'Hustlers' Producers Beat Libel Suit by Woman Who Inspired Jennifer Lopez Character

Jennifer Lopez stars in HUSTLERS - Publicity_h 2019
Courtesy of STXfilms

A federal judge has stripped down a lawsuit from the real-life adult entertainer who inspired Jennifer Lopez's street-savvy character in Hustlers. On Tuesday, Samantha Barbash's complaint against STX, Gloria Sanchez Productions and Lopez's Nuyorican Productions was rejected.

Barbash, who was a host at Score’s Gentleman’s Club and Hustlers Club and pled guilty in 2015 to conspiracy, assault and grand larceny, alleged that Hustlers exploited her likeness without her permission and defamed her.

U.S. District Court Judge Denise Cote doesn't have much difficulty dismissing the privacy cause of action with the determination that the exploitation, according to Barbash's own complaint, didn't include her “name, portrait, picture, or voice" in the marketing of the movie.

As for defamation, it's a bit more nuanced as the judge does find sufficient alleged falsity in the film's portrayal of drug use. While Barbash pled guilty to participating in a conspiracy in which she and her confederates provided their victims with illegal drugs in order to gain control of and use their credit cards, Barbash alleges she didn't, as the movie suggests, develop the recipe for the drugs, manufacture them, nor use them.
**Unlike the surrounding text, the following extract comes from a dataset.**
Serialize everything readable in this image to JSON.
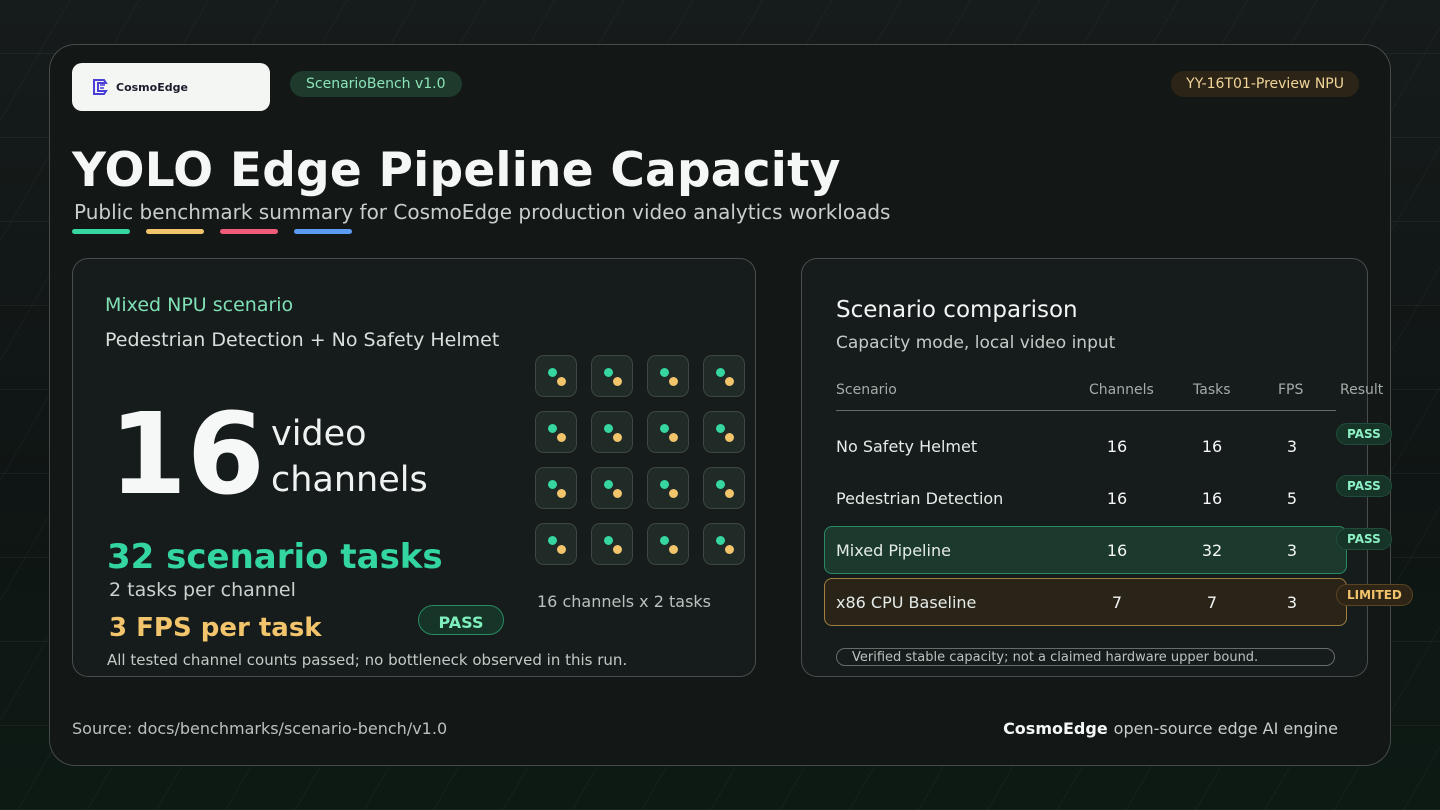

However, after Cote determines she's a limited-purpose public figure given that she pled guilty to crimes in open court and then gave interviews about her deeds (including to the New York Magazine journalist whose story served as the basis for the movie), the judge concludes Barbash hasn't succeeded in pleading actual malice on the part of the defendants.

"Barbash pled guilty to drugging individuals without their consent," writes the judge. "The Pressler Article reports that Barbash concocted the recipe for the mixture of illegal drugs that rendered the scheme’s victims vulnerable to the fraud. Nor does the FAC plead that the Defendants acted with malice in asserting that Barbash herself used drugs. That assertion is the least offensive of all of the statements of which Barbash complains and is naturally connected to the scheme to which Barbash pleaded guilty and which she discussed with journalists."

Here's the full opinion.